Many people lack the imagination that patience and stubborn investment can generate high returns over many decades. Dividends, which can be very low in the beginning, can grow into a veritable avalanche over the years due to the compound interest effect.
The reason why many investors lose patience too quickly is that they cannot imagine exponential growth, but can only project past growth linearly into the future.
Was it easier in the good old days?
Charlie Munger addressed another interesting aspect. In his view, it used to be much easier to find undervalued stocks.
Well, I will say that the concept of intrinsic value used to be a lot easier because there were all kinds of stocks that were selling for 50 percent or less of the amount at which you could have easily liquidated the whole corporation if you owned it.
Indeed in the history of Berkshire Hathaway, we bought things at 20 percent of their liquidating value. And in the old days, the Ben Graham followers could run their Geiger counters over corporate America, and they could spill out a few things.
Well, no matter how bad the management, if you’re buying it for fifty percent of asset value or thirty percent or so, you have a lot going for you.
And as the world is wised up and as stocks have behaved so well for people that stocks generally have gone to higher and higher prices.
That game gets much harder: now to find something at a discount from intrinsic value. Those simple systems ordinarily don’t work. You’ve got to get into Warren’s kind of thinking, and that is a lot harder.
I think Charlie Munger had a valid point. The situation has even worsened. We have a much better information situation today. The Internet enables us to record information in real-time. It is, therefore, difficult, especially as a private investor, to have more details than the broader market. So you can assume that everything is now priced in the share price before you take a look at a company.

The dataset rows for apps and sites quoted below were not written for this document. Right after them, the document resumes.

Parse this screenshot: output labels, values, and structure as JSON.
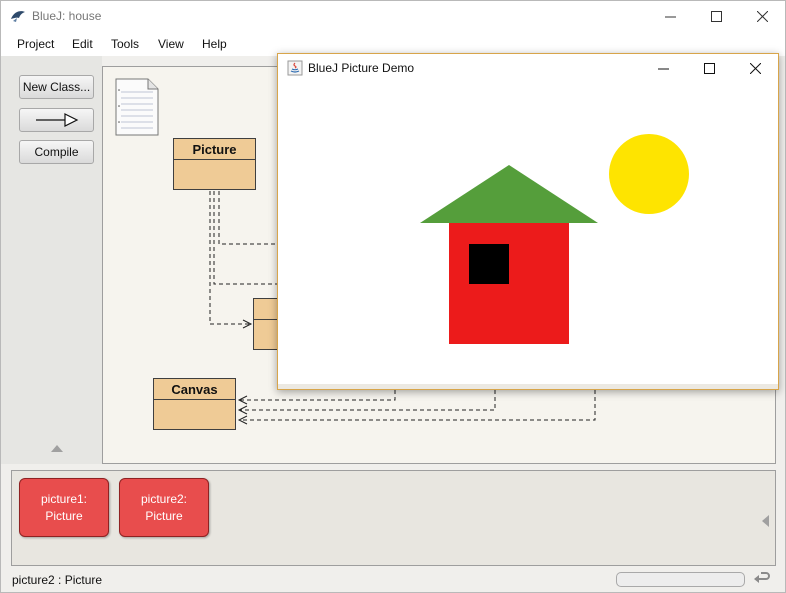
{
  "window": {
    "title": "BlueJ:  house",
    "minimize": "—",
    "maximize": "☐",
    "close": "✕"
  },
  "menu": [
    "Project",
    "Edit",
    "Tools",
    "View",
    "Help"
  ],
  "toolbar": {
    "new_class": "New Class...",
    "arrow": "——▷",
    "compile": "Compile"
  },
  "classes": [
    {
      "name": "Picture",
      "color": "#efcb96"
    },
    {
      "name": "Canvas",
      "color": "#efcb96"
    }
  ],
  "objects": [
    {
      "line1": "picture1:",
      "line2": "Picture",
      "color": "#e84d4d"
    },
    {
      "line1": "picture2:",
      "line2": "Picture",
      "color": "#e84d4d"
    }
  ],
  "status": "picture2 : Picture",
  "demo": {
    "title": "BlueJ Picture Demo",
    "minimize": "—",
    "maximize": "☐",
    "close": "✕",
    "colors": {
      "roof": "#559e3b",
      "wall": "#ec1b1b",
      "window": "#000000",
      "sun": "#fee400"
    }
  },
  "icons": [
    "bluej-icon",
    "readme-icon",
    "java-icon",
    "reset-icon"
  ]
}
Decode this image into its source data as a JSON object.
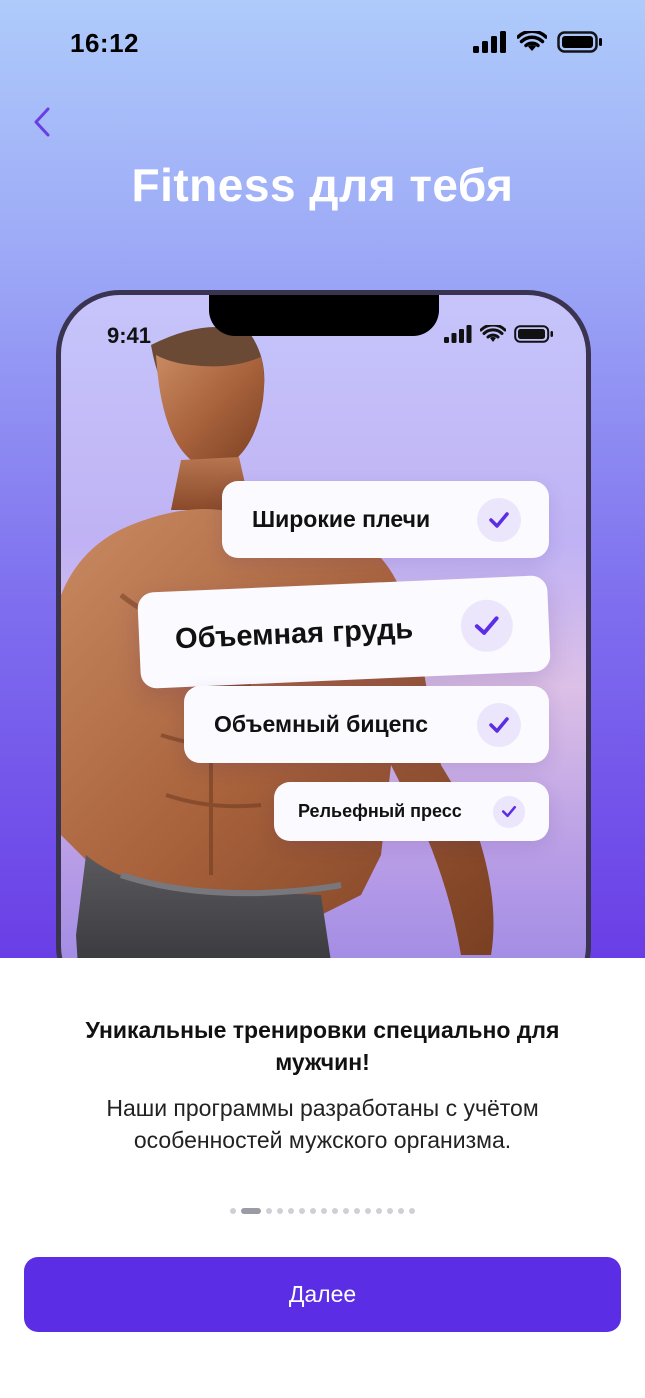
{
  "status_bar": {
    "time": "16:12"
  },
  "header": {
    "title": "Fitness для тебя",
    "back_icon": "chevron-left-icon"
  },
  "mockup": {
    "time": "9:41",
    "features": [
      {
        "label": "Широкие плечи"
      },
      {
        "label": "Объемная грудь"
      },
      {
        "label": "Объемный бицепс"
      },
      {
        "label": "Рельефный пресс"
      }
    ]
  },
  "content": {
    "headline": "Уникальные тренировки специально для мужчин!",
    "description": "Наши программы разработаны с учётом особенностей мужского организма."
  },
  "pagination": {
    "total": 16,
    "current": 2
  },
  "footer": {
    "next_label": "Далее"
  },
  "colors": {
    "accent": "#5b2ee6",
    "check": "#5b2ee6"
  }
}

Another question is whether this price can still differ from the intrinsic value. Warren Buffett still thinks it’s possible. He is right when he says that in retrospect, everything always seems easier than it was.
Charlie talks about liquidity value not talking about closing up the enterprise. He’s talking about what somebody else would pay for that stream of cash too.

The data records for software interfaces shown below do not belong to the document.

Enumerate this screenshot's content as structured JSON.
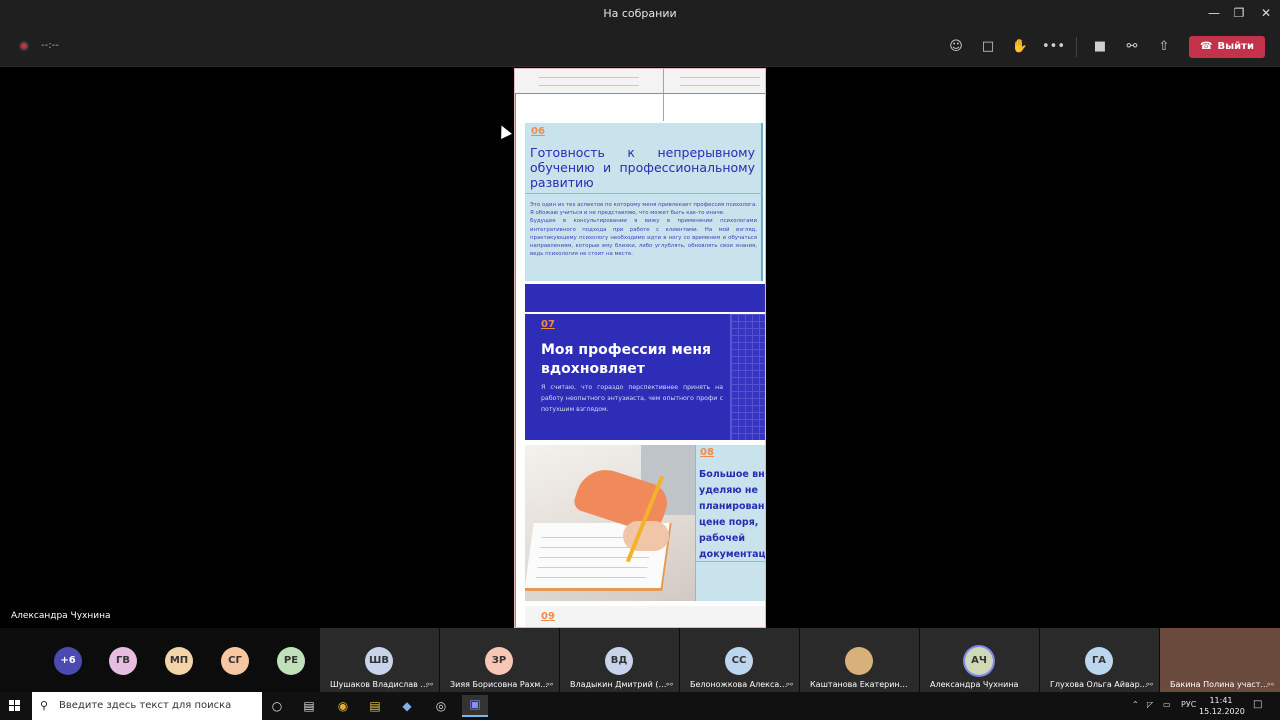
{
  "window": {
    "title": "На собрании"
  },
  "toolbar": {
    "timer": "--:--",
    "leave_label": "Выйти",
    "colors": {
      "leave": "#c4314b"
    }
  },
  "stage": {
    "presenter_name": "Александра Чухнина"
  },
  "document": {
    "sec06": {
      "number": "06",
      "heading": "Готовность к непрерывному обучению и профессиональному развитию",
      "body": "Это один из тех аспектов по которому меня привлекает профессия психолога. Я обожаю учиться и не представляю, что может быть как-то иначе.\nБудущее в консультировании я вижу в применении психологами интегративного подхода при работе с клиентами. На мой взгляд, практикующему психологу необходимо идти в ногу со временем и обучаться направлениям, которые ему близки, либо углублять, обновлять свои знания, ведь психология не стоит на месте."
    },
    "sec07": {
      "number": "07",
      "heading": "Моя профессия меня вдохновляет",
      "body": "Я считаю, что гораздо перспективнее принять на работу неопытного энтузиаста, чем опытного профи с потухшим взглядом."
    },
    "sec08": {
      "number": "08",
      "lines": [
        "Большое вни",
        "уделяю    не",
        "планировани",
        "цене  поря,",
        "рабочей",
        "документаци"
      ]
    },
    "sec09": {
      "number": "09"
    },
    "colors": {
      "accent": "#f28a48",
      "navy": "#2d2db8",
      "light": "#c9e3ec"
    }
  },
  "participants": {
    "overflow": {
      "label": "+6",
      "color": "#4a4ab0"
    },
    "initials": [
      {
        "initials": "ГВ",
        "color": "#e6bde0"
      },
      {
        "initials": "МП",
        "color": "#f3d3a8"
      },
      {
        "initials": "СГ",
        "color": "#f6c7a2"
      },
      {
        "initials": "РЕ",
        "color": "#bfe0b8"
      }
    ],
    "tiles": [
      {
        "initials": "ШВ",
        "name": "Шушаков Владислав ...",
        "color": "#c9d3ea"
      },
      {
        "initials": "ЗР",
        "name": "Зияя Борисовна Рахм...",
        "color": "#f6c7b5"
      },
      {
        "initials": "ВД",
        "name": "Владыкин Дмитрий (г...",
        "color": "#c9d3ea"
      },
      {
        "initials": "СС",
        "name": "Белоножкова Алексан...",
        "color": "#bcd6f0"
      },
      {
        "initials": "",
        "name": "Каштанова Екатерина Ви...",
        "color": "#d7b07a"
      },
      {
        "initials": "АЧ",
        "name": "Александра Чухнина",
        "color": "#cfd9b6"
      },
      {
        "initials": "ГА",
        "name": "Глухова Ольга Айвар...",
        "color": "#bcd6f0"
      },
      {
        "initials": "",
        "name": "Бакина Полина участ...",
        "color": "#8a5a4a"
      }
    ]
  },
  "taskbar": {
    "search_placeholder": "Введите здесь текст для поиска",
    "language": "РУС",
    "time": "11:41",
    "date": "15.12.2020"
  }
}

I would also agree that almost at any time over the last 40 years that we’ve been up on a podium, we would have said it was much harder in the past.
Warren Buffett, on the other hand, is tormented by entirely different problems, namely the sheer size of Berkshire Hathaway.
But it is harder now. It’s way harder…. The part of it being harder now too is the amount of capital we run. If we were running a hundred thousand dollars, our prospects for returns would be … considerably better than they are running Berkshire.
It’s just; it’s very simple. Our universe of possible ideas would expand by a huge factor.
We are looking at things today that by their nature a lot of people are looking at. And there were times in the past when we were looking at things that very few people were looking at.
But there were other times in the past when we were looking at things where the whole world was just looking at kind of crazy and that that’s a decided help.
However, this is not a problem that you have as a private investor, so you should not worry about such issues. I also believe that there will be undervalued stocks as long as there are human investors in the stock markets. As long as this is the case, the daily emotions will determine the development of the share prices.
Accordingly, there will continue to be opportunities for shareholders to stubbornly invest in excellent companies and benefit from their business development over the long term. The art is just to find these companies. This was the case in the past and still applies today.
Interesting article, thank you!
I wonder – which Berkshire Hathaway Annual meeting was this taken from – which year was this?
Many thanks for coming by ethan!
Unfortunately, I could not verify the year of the meeting. Nevertheless, it must have been in the late 1990s, perhaps in 1997 or 1998.
All the best,